With a few strokes of a pen, it became official: On a 115-degree day, partygoers in Arizona parks can exchange a refreshing cold beer for a steaming plastic cup of merlot.
Governor Jan Brewer Friday signed House Bill 2441, which clarifies crucial language in a statute that affects office party-planning committees across the state.
Current law states that during events where groups have recieved a permit to drink alcohol in public places like parks or fairgrounds, they can only drink beer -- but wine is not specifically included in the permit language.
Well, things have gone in favor of the grape and wine is now a mentioned in the new language as a right of permitted public partiers from Tucson to Flagstaff.
Glendale City Councilwoman Yvonne Knaack, who brought the problem to the attention of the state Legislature back in February, told members of the House Commerce Committee that excluding wine from parties hurt fundraising efforts of charities she works with.
We Believe Local Journalism is Critical to the Life of a City
Engaging with our readers is essential to Phoenix New Times's mission. Make a financial contribution or sign up for a newsletter, and help us keep telling Phoenix's stories with no paywalls.
Support Our Journalism
"Well, as you all know, times have changed," she told the committee, "wine is popular."
Indeed, wine is popular.

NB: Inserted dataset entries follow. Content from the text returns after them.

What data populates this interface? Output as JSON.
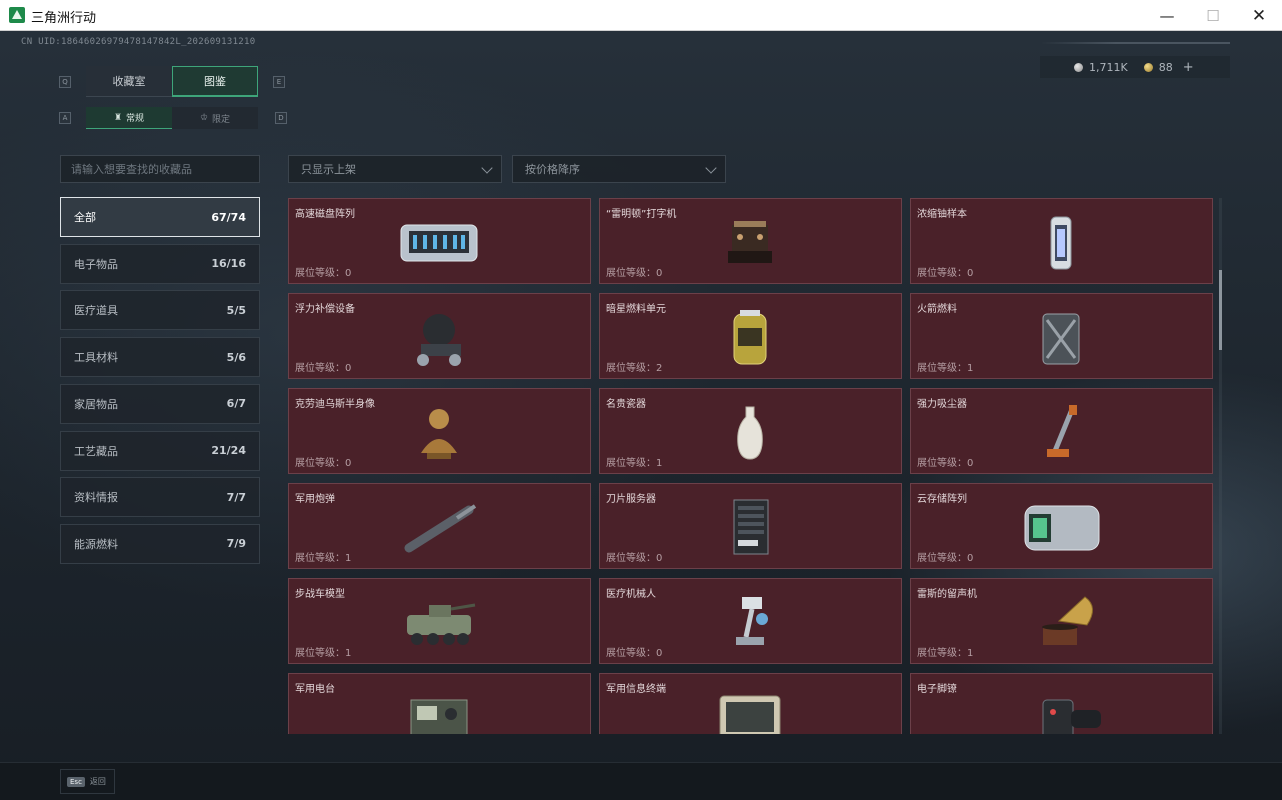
{
  "window": {
    "title": "三角洲行动",
    "minimize": "—",
    "maximize": "☐",
    "close": "✕"
  },
  "uid": "CN UID:18646026979478147842L_202609131210",
  "currency": {
    "silver": "1,711K",
    "gold": "88",
    "add": "+"
  },
  "tabs": {
    "left_key": "Q",
    "right_key": "E",
    "items": [
      {
        "label": "收藏室",
        "active": false
      },
      {
        "label": "图鉴",
        "active": true
      }
    ]
  },
  "subtabs": {
    "left_key": "A",
    "right_key": "D",
    "items": [
      {
        "label": "常规",
        "active": true
      },
      {
        "label": "限定",
        "active": false
      }
    ]
  },
  "search": {
    "placeholder": "请输入想要查找的收藏品"
  },
  "filters": {
    "shelf": "只显示上架",
    "sort": "按价格降序"
  },
  "categories": [
    {
      "label": "全部",
      "count": "67/74",
      "active": true
    },
    {
      "label": "电子物品",
      "count": "16/16",
      "active": false
    },
    {
      "label": "医疗道具",
      "count": "5/5",
      "active": false
    },
    {
      "label": "工具材料",
      "count": "5/6",
      "active": false
    },
    {
      "label": "家居物品",
      "count": "6/7",
      "active": false
    },
    {
      "label": "工艺藏品",
      "count": "21/24",
      "active": false
    },
    {
      "label": "资料情报",
      "count": "7/7",
      "active": false
    },
    {
      "label": "能源燃料",
      "count": "7/9",
      "active": false
    }
  ],
  "items": [
    {
      "name": "高速磁盘阵列",
      "level": "展位等级：0",
      "icon": "disk-array-icon"
    },
    {
      "name": "“雷明顿”打字机",
      "level": "展位等级：0",
      "icon": "typewriter-icon"
    },
    {
      "name": "浓缩铀样本",
      "level": "展位等级：0",
      "icon": "uranium-sample-icon"
    },
    {
      "name": "浮力补偿设备",
      "level": "展位等级：0",
      "icon": "bcd-icon"
    },
    {
      "name": "暗星燃料单元",
      "level": "展位等级：2",
      "icon": "fuel-cell-icon"
    },
    {
      "name": "火箭燃料",
      "level": "展位等级：1",
      "icon": "jerrycan-icon"
    },
    {
      "name": "克劳迪乌斯半身像",
      "level": "展位等级：0",
      "icon": "bust-icon"
    },
    {
      "name": "名贵瓷器",
      "level": "展位等级：1",
      "icon": "vase-icon"
    },
    {
      "name": "强力吸尘器",
      "level": "展位等级：0",
      "icon": "vacuum-icon"
    },
    {
      "name": "军用炮弹",
      "level": "展位等级：1",
      "icon": "shell-icon"
    },
    {
      "name": "刀片服务器",
      "level": "展位等级：0",
      "icon": "server-icon"
    },
    {
      "name": "云存储阵列",
      "level": "展位等级：0",
      "icon": "cloud-storage-icon"
    },
    {
      "name": "步战车模型",
      "level": "展位等级：1",
      "icon": "ifv-model-icon"
    },
    {
      "name": "医疗机械人",
      "level": "展位等级：0",
      "icon": "medical-robot-icon"
    },
    {
      "name": "雷斯的留声机",
      "level": "展位等级：1",
      "icon": "gramophone-icon"
    },
    {
      "name": "军用电台",
      "level": "",
      "icon": "radio-icon"
    },
    {
      "name": "军用信息终端",
      "level": "",
      "icon": "terminal-icon"
    },
    {
      "name": "电子脚镣",
      "level": "",
      "icon": "ankle-monitor-icon"
    }
  ],
  "footer": {
    "esc_key": "Esc",
    "esc_label": "返回"
  }
}
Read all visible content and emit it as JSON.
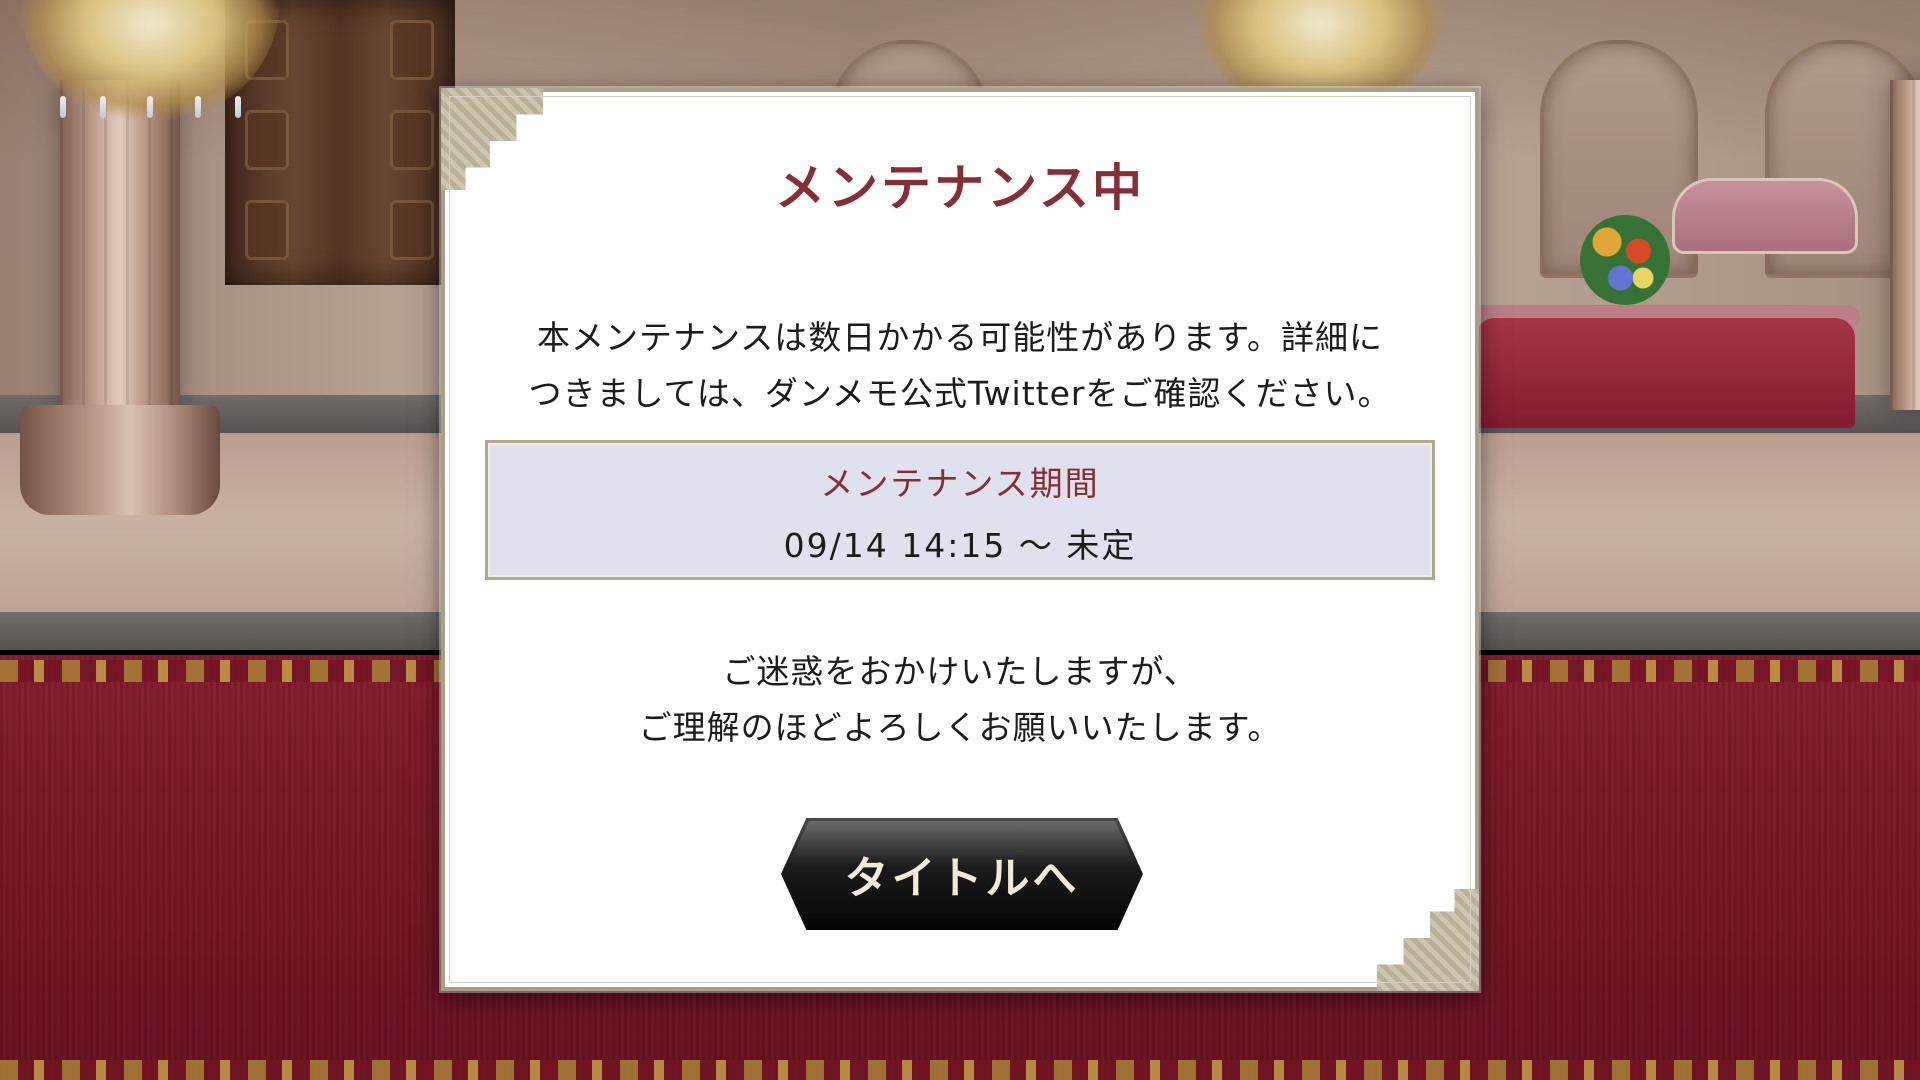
{
  "dialog": {
    "title": "メンテナンス中",
    "message_line1": "本メンテナンスは数日かかる可能性があります。詳細に",
    "message_line2": "つきましては、ダンメモ公式Twitterをご確認ください。",
    "period": {
      "label": "メンテナンス期間",
      "value": "09/14 14:15 〜 未定"
    },
    "apology_line1": "ご迷惑をおかけいたしますが、",
    "apology_line2": "ご理解のほどよろしくお願いいたします。",
    "button_label": "タイトルへ"
  },
  "colors": {
    "title": "#862d36",
    "period_box": "#dfe1ef",
    "border": "#a99f86",
    "button": "#111111"
  }
}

So popular, in fact, that since February, the Legislature had to discuss this bogus bill five times before sending it to the governor.
As if to keep the party rolling, Governor Jan and the Brew Crew also signed Senate Bill 1266, which makes it illegal for employers to withhold workers compensation money for employees hurt on the job while under the influence of drugs or alcohol.
So here's how it breaks down: As of Friday, it's legal to go to one of Yvonne Knaack's ragers in the park, fill up on a warm box of Chiraz, then go to work, fall down a flight of stairs, and collect government-mandated payments from your boss for your broken ankle and time off.